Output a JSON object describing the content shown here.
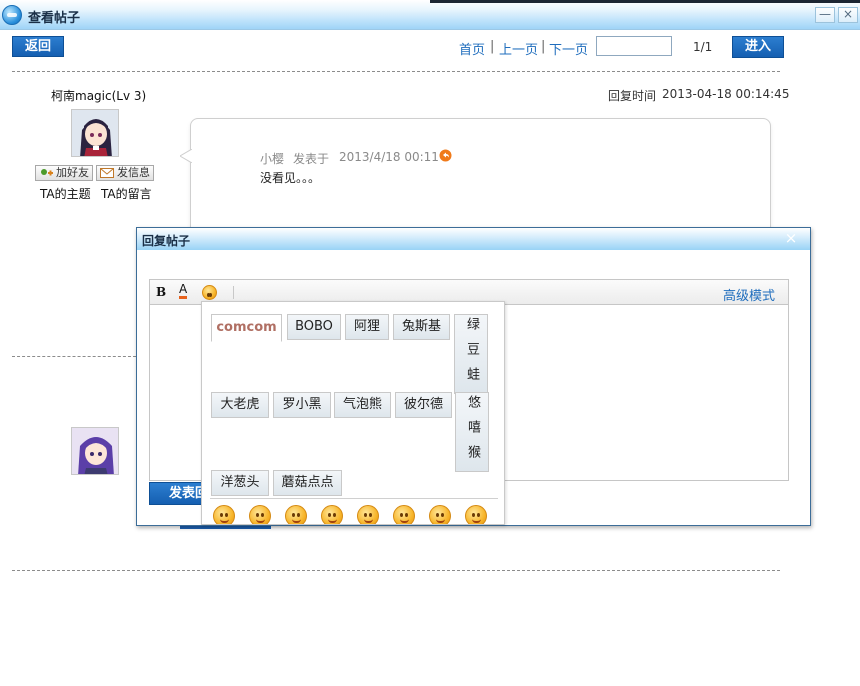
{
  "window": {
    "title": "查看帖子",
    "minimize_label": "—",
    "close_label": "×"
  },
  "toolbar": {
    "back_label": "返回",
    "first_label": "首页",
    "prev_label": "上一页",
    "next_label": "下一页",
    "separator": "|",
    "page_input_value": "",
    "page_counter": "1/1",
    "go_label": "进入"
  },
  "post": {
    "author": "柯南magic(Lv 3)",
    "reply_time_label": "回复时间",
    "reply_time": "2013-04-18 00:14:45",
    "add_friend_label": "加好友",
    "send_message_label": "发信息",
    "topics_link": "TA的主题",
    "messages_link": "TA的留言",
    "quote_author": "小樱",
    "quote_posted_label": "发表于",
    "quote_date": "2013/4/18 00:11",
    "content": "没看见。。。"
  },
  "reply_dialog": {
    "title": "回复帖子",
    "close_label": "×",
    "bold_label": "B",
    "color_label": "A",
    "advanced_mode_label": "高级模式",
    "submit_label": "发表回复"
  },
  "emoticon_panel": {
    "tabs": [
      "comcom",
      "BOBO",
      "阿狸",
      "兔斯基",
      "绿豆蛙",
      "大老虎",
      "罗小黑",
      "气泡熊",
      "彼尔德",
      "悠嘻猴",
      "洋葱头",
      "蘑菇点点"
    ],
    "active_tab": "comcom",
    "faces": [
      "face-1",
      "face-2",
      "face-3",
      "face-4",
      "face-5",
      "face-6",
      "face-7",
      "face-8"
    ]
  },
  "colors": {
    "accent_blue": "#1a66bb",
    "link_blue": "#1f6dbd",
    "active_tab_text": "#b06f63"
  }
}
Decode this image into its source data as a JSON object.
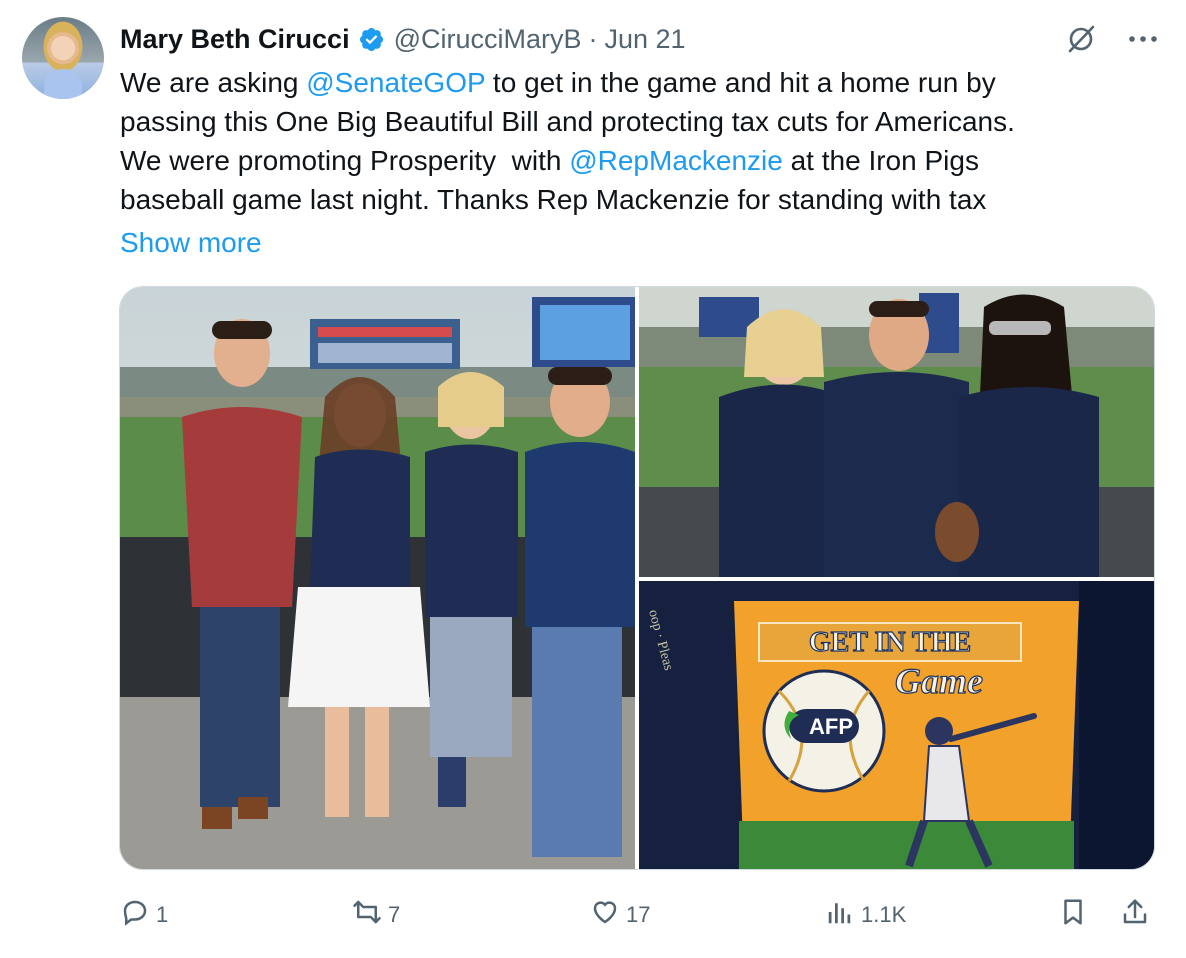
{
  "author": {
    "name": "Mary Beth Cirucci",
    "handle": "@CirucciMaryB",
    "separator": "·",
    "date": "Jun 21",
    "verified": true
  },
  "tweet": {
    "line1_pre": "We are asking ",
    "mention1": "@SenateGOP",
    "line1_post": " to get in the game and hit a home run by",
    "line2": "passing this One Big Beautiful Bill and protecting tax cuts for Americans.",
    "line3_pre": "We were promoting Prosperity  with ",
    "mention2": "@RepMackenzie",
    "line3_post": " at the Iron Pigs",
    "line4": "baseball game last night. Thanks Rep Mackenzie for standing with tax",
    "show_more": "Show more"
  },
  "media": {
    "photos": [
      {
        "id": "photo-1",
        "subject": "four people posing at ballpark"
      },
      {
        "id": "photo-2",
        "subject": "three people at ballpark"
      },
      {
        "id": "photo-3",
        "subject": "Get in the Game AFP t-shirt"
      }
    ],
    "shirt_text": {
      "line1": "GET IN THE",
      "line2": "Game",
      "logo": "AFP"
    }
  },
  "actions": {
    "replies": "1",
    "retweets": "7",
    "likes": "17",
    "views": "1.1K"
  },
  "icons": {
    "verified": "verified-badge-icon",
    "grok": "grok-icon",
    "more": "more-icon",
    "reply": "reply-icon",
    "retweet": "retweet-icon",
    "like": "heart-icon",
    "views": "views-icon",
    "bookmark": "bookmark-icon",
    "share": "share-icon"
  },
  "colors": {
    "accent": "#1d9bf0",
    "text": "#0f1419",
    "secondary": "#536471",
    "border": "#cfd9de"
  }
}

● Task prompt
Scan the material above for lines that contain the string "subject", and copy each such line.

● Problem solution
        "subject": "four people posing at ballpark"
        "subject": "three people at ballpark"
        "subject": "Get in the Game AFP t-shirt"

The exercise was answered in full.